- Brendan Borrell—Ph.D. candidate, integrative biology, University of California, Berkeley; The Oregonian.
- Erin Cline—Ph.D. candidate, molecular and cellular Physiology, Stanford University School of Medicine; Los Angeles Times.
- Rachel Courtland—M.S., physics, Emory University; U.S. News & World Report.
- Charles Emrich—Ph.D., biophysics, University of California, Berkeley; Sacramento Bee.
- Erika Engelhaupt—M.S., environmental studies, University of Colorado-Boulder; Philadelphia Inquirer.
- Brie Finegold—Ph.D. candidate, mathematics, University of California, Santa Barbara; Scientific American.
- Frank Ling—Ph.D., chemistry, University of California, Berkeley; Voice of America, Washington, D.C.

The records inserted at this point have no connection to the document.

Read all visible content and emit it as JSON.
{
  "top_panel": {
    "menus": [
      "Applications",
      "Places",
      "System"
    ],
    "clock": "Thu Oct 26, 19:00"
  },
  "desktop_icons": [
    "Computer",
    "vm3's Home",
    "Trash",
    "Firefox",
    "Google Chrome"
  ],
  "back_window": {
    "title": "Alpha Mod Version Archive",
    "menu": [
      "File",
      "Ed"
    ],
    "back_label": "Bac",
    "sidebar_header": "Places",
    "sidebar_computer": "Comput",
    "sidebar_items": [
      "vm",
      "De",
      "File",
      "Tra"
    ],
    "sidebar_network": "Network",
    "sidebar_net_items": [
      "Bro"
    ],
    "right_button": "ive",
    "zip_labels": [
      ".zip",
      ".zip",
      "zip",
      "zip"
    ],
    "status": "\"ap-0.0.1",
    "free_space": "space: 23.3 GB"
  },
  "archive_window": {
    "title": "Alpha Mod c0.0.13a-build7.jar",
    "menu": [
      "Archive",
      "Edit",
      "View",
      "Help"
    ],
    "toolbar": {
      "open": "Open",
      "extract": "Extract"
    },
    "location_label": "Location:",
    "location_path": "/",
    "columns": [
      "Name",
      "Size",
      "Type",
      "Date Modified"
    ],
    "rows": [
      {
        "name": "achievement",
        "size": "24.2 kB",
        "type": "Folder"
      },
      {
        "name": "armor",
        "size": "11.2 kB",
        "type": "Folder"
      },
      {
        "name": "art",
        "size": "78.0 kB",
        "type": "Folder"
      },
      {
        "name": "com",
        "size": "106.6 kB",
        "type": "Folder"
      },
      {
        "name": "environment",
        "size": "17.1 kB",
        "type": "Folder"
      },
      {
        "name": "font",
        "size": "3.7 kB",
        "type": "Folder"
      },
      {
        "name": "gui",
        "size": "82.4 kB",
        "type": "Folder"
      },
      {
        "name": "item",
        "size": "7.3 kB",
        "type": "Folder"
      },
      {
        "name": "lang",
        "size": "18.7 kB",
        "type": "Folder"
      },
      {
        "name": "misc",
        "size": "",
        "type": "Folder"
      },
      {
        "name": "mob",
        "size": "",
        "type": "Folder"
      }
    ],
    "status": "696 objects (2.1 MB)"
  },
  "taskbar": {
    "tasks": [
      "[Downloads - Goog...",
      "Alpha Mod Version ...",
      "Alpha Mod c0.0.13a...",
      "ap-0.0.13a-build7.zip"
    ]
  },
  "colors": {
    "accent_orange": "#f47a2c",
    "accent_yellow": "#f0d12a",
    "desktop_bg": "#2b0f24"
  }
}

- Molly McElroy—Ph.D. candidate, neuroscience, University of Illinois, Urbana-Champaign; St. Louis Post-Dispatch.
- Miriah Meyer—Ph.D. candidate, computer science, University of Utah, Salt Lake City; Chicago Tribune.
- Katharine Ott—Ph.D. candidate, mathematics, University of Virginia; Milwaukee Journal-Sentinel.
- Kelly Reeves—M.S., botany, University of Wyoming; National Public Radio, Washington, D.C.
- Jill Sakai—Ph.D. candidate, neuroscience, University of Wisconsin-Madison; Richmond Times-Dispatch.
- Marcus Woo—Ph.D. candidate, astronomy, University of Maryland; WOSU, Columbus, Ohio.
7 June 2006